At-Large Senator Li Wang asks questions about the McKinney-Vento Scholarship Act during SGA on Wednesday, Nov. 20, 2019. The bill would establish a scholarship fund for homeless students.

At-Large Senator Li Wang asks questions about the McKinney-Vento Scholarship Act during SGA on Wednesday, Nov. 20, 2019. The bill would establish a scholarship fund for homeless students.

Selena Favela

At-Large Senator Li Wang asks questions about the McKinney-Vento Scholarship Act during SGA on Wednesday, Nov. 20, 2019. The bill would establish a scholarship fund for homeless students.

Selena Favela

Selena Favela

At-Large Senator Li Wang asks questions about the McKinney-Vento Scholarship Act during SGA on Wednesday, Nov. 20, 2019. The bill would establish a scholarship fund for homeless students.

Student Government Association is considering legislation that would establish a scholarship fund for homeless students.

If passed, the McKinney-Vento Scholarship Act would establish a fund of up to $6,000 per year for students who are homeless under the federal government’s identification standards. The legislation was brought to the floor for a first read at the Student Senate’s Wednesday meeting.

SGA Director of Public Relations Mackenzie Haas, author of the scholarship bill, said she was inspired to draft the legislation by the experiences of a friend and the apparent lack of financial support for homeless students at WSU.

“This is genuinely happening to our students and it needs to be addressed, and if we have the funds to do it, we really should make a change on this campus and do that,” said Haas, a junior studying integrated marketing. “And then talking to financial aid and finding out that we don’t have anything — we don’t have any resources out there for students who are homeless.
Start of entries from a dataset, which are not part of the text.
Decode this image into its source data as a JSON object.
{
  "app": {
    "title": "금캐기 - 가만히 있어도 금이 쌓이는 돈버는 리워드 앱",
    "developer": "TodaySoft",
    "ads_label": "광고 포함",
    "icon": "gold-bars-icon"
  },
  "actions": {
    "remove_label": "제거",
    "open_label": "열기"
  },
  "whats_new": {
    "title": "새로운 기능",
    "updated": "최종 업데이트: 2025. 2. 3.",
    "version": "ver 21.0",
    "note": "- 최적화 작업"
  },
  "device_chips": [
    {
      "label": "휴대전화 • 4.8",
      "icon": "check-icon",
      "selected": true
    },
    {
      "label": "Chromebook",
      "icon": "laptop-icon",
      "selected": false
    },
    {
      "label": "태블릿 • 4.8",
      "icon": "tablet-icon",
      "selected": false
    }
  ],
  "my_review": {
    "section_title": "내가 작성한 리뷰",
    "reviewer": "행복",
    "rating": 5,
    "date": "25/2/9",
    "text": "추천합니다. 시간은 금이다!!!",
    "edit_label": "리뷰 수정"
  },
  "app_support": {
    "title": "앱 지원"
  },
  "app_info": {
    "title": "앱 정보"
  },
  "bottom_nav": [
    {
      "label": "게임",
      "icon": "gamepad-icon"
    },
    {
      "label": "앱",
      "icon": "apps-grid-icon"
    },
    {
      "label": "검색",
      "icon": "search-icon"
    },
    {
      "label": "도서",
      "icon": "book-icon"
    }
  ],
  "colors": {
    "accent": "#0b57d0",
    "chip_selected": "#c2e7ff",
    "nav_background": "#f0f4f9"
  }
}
“We don’t really even talk about it, and to me, that’s really sad because that’s an entire demographic of our student body that’s not being represented or heard.”

Survey results published in 2018 by Temple University and the Wisconsin HOPE Lab said that about 9% of four-year college students reported being homeless in the last year.

It is unclear how many students at Wichita State are homeless.

“We haven’t been talking about [homelessness] long enough to have those demographics,” Haas said.

“Starting that conversation here could do a lot of good.”

If approved, the scholarship fund will be open for applications year-round, starting in fall 2020. The SGA Academics Committee would be responsible for reviewing applications and determining how to divvy up the funds among eligible students.

The potential scholarship is named after the McKinney-Vento Homeless Assistance Act, which was enacted in 1987 to provide federal funding for homeless shelters. If established, Haas said she would use channels through the Financial Aid Office to make sure homeless students are aware of the scholarship.

The senate will vote on the scholarship bill at its last meeting of the semester at 6:30 p.m. Wednesday, Dec. 4 in the Rhatigan Student Center, room 233.

During the question portion of the bill, At-Large Sen. Grant Day asked if a scholarship recipient who found a home would have their scholarship revoked.

Haas said that students would not have their scholarships revoked in that case, but they would have to meet the identification standards in order to reapply and receive the funding in future semesters.

Another senator asked about the scholarship’s qualifications.

“I just want to know what type of questions are going to be asked to get an accurate representation of [each student’s needs],” Sen. Kylie Lipetzky said.

Haas said that each student who applies for the scholarship would need to submit a one-page essay to demonstrate their need.

“What would be the deciding factor on whose deserving of that and not deserving? I feel like there needs to be a standard,” Lipetzky said.

SGA Co-Advisor Gabriel Fonseca said the senate should be careful not to make the requirements overly specific.

“I think, sure, we can establish some of those baseline guidelines, but I would also caution the senate to put too many stringent requirements because you don’t want to put yourself in a situation where no one is qualified for the money,” Fonseca said.

“Who are we going to fund based off the most need? And that’s the tricky thing for the Academic Committee . . . Unfortunately we can’t give the money to everyone.”